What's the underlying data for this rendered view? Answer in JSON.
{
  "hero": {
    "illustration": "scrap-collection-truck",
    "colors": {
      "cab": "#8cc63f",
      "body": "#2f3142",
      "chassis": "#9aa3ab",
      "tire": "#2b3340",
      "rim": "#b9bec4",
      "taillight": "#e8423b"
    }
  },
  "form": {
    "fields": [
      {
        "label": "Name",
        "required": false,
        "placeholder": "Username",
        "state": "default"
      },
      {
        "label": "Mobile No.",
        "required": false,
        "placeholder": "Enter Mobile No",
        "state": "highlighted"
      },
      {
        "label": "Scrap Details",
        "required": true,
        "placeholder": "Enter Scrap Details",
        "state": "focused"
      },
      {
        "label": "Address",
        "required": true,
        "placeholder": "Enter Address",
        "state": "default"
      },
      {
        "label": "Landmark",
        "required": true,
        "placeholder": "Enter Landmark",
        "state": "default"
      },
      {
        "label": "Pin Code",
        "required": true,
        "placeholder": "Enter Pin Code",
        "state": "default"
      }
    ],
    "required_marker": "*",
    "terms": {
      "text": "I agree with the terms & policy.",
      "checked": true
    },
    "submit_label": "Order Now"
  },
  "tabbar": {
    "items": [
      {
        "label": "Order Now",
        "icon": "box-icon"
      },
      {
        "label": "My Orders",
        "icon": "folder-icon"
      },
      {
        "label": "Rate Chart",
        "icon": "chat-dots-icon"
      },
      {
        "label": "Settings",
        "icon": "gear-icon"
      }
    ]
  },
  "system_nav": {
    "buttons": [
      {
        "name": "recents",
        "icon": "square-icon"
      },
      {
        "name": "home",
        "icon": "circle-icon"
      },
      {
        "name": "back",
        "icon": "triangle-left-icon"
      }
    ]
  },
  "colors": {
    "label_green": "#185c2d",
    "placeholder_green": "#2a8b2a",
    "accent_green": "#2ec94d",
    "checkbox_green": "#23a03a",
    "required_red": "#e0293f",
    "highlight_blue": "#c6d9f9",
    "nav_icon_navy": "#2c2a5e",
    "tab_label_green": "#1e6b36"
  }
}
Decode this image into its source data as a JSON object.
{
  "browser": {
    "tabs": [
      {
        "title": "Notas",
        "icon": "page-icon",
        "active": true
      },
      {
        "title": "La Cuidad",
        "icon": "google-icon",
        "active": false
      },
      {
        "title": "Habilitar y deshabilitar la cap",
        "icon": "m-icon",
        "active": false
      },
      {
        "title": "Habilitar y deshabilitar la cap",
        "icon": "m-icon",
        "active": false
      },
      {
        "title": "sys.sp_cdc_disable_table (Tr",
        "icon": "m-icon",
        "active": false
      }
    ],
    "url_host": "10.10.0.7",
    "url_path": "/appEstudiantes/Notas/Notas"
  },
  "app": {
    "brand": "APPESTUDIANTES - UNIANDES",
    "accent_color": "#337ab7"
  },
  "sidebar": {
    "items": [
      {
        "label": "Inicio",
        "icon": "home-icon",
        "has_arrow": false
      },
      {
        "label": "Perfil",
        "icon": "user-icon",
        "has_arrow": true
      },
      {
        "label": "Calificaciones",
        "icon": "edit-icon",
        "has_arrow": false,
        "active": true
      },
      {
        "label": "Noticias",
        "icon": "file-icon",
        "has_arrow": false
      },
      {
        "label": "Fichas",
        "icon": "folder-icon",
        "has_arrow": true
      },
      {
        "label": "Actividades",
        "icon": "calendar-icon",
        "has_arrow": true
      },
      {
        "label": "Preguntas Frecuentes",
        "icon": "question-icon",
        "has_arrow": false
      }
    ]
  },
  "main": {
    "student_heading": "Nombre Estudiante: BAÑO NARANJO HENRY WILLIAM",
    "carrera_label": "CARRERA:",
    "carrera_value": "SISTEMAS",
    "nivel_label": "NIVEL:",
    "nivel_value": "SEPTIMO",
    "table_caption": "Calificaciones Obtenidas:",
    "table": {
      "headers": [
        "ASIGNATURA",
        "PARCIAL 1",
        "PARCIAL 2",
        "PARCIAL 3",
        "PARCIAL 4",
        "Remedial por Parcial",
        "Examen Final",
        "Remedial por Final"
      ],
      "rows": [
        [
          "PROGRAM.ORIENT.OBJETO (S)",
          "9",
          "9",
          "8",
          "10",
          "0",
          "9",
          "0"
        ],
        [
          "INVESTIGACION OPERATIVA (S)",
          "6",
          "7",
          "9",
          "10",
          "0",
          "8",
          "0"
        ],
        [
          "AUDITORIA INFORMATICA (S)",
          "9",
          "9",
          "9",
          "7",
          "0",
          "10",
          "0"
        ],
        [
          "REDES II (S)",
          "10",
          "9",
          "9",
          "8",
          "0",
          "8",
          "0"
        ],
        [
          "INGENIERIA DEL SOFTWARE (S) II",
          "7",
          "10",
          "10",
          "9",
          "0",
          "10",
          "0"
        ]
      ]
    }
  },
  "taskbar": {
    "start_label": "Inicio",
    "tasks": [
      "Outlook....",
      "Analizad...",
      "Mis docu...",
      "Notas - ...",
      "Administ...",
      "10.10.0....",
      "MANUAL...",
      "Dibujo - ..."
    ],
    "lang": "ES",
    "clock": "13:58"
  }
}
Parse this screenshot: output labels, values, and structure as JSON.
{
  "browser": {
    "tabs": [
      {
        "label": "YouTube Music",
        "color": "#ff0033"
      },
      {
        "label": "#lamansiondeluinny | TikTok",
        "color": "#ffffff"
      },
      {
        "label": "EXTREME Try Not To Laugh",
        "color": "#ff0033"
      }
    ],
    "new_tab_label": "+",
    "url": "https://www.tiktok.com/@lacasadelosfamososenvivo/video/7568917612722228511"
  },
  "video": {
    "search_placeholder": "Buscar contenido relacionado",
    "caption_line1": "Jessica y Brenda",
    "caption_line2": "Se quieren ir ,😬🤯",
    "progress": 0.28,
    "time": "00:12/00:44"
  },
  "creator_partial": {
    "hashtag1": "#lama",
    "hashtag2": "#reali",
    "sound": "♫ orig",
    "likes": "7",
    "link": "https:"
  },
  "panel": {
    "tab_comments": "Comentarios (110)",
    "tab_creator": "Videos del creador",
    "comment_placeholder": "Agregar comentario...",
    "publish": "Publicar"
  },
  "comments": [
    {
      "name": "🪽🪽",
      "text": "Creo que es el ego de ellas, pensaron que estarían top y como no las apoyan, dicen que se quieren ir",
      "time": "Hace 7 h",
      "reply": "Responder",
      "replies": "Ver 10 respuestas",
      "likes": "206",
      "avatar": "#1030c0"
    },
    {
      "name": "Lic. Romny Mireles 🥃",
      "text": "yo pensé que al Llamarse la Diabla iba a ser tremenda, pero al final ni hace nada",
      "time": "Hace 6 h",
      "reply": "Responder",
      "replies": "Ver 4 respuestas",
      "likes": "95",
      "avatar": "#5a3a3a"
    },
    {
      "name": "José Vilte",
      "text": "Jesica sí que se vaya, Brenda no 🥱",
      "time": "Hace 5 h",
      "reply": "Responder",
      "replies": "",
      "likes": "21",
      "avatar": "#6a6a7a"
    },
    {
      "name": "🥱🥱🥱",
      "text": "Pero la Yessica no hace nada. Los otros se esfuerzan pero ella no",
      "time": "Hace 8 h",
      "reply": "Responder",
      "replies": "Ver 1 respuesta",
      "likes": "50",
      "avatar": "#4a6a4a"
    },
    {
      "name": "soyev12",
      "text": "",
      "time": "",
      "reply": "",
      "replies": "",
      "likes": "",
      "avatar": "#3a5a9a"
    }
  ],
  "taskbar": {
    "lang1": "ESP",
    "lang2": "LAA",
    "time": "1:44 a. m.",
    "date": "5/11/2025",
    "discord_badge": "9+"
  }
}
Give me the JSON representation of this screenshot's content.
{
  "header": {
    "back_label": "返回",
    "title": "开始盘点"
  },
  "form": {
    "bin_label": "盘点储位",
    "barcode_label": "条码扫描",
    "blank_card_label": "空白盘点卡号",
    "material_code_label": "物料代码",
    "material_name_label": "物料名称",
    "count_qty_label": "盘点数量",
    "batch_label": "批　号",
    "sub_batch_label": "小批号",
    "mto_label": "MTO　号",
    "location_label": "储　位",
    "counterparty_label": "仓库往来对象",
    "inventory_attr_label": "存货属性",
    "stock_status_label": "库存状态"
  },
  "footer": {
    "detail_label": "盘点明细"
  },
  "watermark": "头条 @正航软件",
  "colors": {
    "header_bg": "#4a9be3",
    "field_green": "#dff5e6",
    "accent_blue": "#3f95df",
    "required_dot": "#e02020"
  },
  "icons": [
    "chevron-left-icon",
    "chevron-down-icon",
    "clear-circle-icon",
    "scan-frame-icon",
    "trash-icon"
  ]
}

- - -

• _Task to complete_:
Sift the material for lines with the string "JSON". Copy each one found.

• _Your response_:
What's the underlying data for this rendered view? Answer in JSON.
Decode this image into its source data as a JSON object.
Parse this screenshot: output labels, values, and structure as JSON.
Give me the JSON representation of this screenshot's content.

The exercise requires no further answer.